• Bangladesh!

    Bangladesh: Traditional houses. Go Now!

    This low-lying country has historic ties to India and Pakistan, but today maintains a wholly unique culture. Explore Bangladesh!

  • Indonesia!

    Indonesia: Lombok. Go Now!

    This archipelago nation is culturally diverse from big cities to isolated islands. Begin Your Journey!

  • Jordan!

    Jordan: Petra. Go Now!

    Tucked away in this Middle Eastern country, the famed city of Petra (pictured) links the past to the present culture. Explore Jordan!

  • Mongolia!

    Mongolia: Desert. Go Now!

    This vast country has a culture that spans past and present... a nomadic life shifting to a modern & sedentary society. Begin Your Journey!

  • Kyrgyzstan!

    Kyrgyzstan: Tian Shan Mountains. Go Now!

    The mountains, including the Tian Shan Mountains (pictured), give Kyrgyzstan a unique culture, partially formed from this isolation from the mountains. Go Now!

Culture & Identity of Mongolia


Mongolia is a huge country with a huge amount of open space. Historically the people were nomads who lived off the land as they often lived as herders, moving from location to location with the seasons and weather. Today the people are transitioning as many people still live in this traditional way, but urban growth is occurring and even many of the people that live in gers are settling in the outskirts of the cities as this is where most economic opportunities are.

Today nearly 70% of the people live in an urban setting, and most of those people who don't are working in some form of agriculture. Nearly a third of the working population is employed in agriculture, which is still based on herding and mobility, but settled farmers are common in many areas as well.

For these people working in agriculture their way of life is heavily dependent on the weather, the seasons, and the lands. They move to make the most of the lands, but today most lands are privately owned so space is more limited, giving them one more outside source that dictates their way of life.

For the Urbanites most jobs are in the services sector and many of these jobs have fairly standard working hours. This gives these people a much more predictable income and regular work hours, setting their daily schedule and way of life to a great degree. Although hours are often more predictable, there is great variation on working hours, which generally run from about 10:00 am to sometime between 5:00 and 8:00 pm.

Schools also tend to have regular hours, but the hours vary. In many cities there is a limited number of schools so many young children attend school in the afternoon, beginning at about 1:30 pm and the older students go to school in the morning, from about 8:00 am to about 1:00 pm. Most older children are mature enough to get themselves home, do their school work, and organize the house prior to their parents arrival from work.

When the entire family is together there seems to be a huge number of things that the people do, but they all seem to be family-oriented and many are in the home. There is little discretionary income in Mongolia so there are few opportunities to get out to spend and enjoy the money the people make. Rather the focus is on supporting one's family and this often comes in the form of time at home with family.
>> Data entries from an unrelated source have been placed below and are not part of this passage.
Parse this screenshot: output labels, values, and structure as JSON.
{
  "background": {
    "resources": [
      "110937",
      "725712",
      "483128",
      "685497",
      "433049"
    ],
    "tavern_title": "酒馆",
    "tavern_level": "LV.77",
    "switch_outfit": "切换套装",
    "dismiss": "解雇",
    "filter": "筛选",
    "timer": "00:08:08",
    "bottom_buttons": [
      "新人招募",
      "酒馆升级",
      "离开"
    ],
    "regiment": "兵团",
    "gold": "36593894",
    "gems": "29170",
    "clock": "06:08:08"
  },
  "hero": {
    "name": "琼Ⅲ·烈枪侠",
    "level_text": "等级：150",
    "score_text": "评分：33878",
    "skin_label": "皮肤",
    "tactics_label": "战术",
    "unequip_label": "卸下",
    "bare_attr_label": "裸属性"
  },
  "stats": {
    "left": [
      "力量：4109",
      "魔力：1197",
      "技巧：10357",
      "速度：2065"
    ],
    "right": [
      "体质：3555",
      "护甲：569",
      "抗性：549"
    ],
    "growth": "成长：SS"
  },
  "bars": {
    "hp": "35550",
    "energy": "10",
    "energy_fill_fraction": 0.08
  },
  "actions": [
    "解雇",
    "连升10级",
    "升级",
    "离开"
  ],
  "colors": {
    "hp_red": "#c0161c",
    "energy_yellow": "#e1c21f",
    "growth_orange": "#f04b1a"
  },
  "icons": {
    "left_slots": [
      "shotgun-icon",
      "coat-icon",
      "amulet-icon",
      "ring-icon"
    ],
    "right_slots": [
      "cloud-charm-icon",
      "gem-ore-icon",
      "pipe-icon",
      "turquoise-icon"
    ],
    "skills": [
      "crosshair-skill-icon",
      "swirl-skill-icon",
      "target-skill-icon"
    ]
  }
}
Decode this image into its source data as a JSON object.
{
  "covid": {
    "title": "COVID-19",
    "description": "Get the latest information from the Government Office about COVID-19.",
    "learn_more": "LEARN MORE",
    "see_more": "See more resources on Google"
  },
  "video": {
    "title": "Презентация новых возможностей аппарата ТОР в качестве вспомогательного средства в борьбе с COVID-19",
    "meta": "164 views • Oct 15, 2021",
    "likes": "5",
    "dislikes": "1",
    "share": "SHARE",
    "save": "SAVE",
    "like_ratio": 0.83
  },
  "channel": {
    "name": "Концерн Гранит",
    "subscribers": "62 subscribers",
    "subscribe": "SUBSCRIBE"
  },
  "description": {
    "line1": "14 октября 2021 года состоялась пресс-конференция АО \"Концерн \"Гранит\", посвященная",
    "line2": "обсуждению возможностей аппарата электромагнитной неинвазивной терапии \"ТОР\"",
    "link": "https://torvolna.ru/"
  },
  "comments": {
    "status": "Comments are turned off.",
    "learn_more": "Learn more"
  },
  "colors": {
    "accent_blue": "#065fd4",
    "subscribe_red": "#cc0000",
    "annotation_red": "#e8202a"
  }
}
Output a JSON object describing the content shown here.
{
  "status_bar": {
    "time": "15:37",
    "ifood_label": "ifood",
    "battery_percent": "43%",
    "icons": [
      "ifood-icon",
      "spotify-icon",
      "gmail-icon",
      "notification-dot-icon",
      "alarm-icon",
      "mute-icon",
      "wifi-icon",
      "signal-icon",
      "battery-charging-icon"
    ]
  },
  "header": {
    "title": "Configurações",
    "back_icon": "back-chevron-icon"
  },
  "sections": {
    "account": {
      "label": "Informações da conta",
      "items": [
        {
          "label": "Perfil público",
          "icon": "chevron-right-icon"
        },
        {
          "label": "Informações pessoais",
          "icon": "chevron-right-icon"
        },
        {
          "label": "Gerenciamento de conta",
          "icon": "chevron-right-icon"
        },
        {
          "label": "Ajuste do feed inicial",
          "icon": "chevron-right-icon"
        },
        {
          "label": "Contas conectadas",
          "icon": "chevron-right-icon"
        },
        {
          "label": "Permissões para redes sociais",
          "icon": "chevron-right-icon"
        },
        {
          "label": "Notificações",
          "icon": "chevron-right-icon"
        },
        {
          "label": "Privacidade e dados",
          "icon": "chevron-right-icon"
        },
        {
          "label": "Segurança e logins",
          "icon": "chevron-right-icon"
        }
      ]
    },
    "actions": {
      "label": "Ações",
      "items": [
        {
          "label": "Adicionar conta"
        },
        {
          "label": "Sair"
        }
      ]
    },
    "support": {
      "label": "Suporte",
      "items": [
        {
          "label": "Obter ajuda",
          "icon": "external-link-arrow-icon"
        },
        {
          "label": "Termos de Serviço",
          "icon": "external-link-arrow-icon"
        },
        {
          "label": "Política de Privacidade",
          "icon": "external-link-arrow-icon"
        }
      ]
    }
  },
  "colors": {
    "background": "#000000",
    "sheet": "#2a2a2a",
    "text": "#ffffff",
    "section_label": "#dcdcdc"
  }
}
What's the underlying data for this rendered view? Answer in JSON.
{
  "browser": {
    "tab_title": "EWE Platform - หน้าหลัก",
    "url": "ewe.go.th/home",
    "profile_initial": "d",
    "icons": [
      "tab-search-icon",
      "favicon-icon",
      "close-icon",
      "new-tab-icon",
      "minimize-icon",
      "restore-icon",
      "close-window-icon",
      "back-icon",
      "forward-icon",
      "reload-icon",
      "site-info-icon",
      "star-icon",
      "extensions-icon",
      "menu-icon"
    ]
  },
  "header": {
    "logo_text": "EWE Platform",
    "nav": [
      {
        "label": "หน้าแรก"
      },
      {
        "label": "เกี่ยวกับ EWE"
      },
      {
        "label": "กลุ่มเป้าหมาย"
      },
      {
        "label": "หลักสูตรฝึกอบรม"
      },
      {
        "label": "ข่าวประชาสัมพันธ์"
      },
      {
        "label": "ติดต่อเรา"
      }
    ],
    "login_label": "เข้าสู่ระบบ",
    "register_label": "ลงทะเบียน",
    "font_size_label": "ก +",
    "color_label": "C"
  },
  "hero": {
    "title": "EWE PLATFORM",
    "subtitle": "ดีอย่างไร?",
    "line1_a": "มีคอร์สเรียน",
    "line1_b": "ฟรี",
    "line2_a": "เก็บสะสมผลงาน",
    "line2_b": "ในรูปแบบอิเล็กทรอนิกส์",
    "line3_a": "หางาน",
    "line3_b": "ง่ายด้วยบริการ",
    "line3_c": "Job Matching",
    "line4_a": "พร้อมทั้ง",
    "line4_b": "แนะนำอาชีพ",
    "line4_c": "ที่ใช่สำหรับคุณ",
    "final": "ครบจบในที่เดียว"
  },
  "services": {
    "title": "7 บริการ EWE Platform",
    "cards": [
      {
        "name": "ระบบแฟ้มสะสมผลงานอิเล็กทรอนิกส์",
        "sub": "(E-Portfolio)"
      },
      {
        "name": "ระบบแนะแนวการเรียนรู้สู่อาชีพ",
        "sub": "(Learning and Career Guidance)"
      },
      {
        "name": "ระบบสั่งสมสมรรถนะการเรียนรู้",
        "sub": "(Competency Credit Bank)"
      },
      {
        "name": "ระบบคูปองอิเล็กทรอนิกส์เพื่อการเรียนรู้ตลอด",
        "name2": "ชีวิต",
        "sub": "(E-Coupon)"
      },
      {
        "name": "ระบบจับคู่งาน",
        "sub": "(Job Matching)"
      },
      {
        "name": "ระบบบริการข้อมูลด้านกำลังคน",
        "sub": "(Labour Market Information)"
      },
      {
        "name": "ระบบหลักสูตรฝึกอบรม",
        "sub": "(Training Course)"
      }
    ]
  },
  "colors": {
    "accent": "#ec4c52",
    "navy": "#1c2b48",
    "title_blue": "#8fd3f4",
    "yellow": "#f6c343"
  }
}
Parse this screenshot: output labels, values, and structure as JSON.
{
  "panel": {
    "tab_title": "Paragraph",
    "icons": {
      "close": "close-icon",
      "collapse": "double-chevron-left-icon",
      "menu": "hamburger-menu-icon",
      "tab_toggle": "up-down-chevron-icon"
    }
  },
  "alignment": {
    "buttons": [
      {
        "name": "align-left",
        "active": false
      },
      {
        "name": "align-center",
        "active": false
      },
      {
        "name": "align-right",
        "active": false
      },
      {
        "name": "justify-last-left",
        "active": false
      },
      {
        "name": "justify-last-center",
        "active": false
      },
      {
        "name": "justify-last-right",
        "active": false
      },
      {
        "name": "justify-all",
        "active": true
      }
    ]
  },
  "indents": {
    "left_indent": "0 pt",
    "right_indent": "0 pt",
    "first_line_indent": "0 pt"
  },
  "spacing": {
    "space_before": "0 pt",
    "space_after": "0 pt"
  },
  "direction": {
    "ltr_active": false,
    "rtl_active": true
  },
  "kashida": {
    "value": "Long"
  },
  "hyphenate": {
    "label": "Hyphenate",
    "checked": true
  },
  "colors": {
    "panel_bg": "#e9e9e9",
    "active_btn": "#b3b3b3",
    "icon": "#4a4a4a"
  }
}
The Mongols have a proud past, which both of their neighbors discourage. The people view themselves as "Mongols," but their strong neighbors in Russia and China were the victims of Genghis Khan's conquests so have tried to suppress Mongol history, culture, and pride at varying times in the past. Despite these efforts, the people of Mongolia are aware of this great past and that past is arguably the root of their identity: the life of strong, powerful, proud, people who used the land and animals for survival as the seasons changed. Although the identity is arguably first based on culture, lifestyle, and attitude, other important aspects of this identity include being an ethnic Mongol, speaking a Mongol language, and ideally also being a citizen of Mongolia.

This page was last updated: November, 2013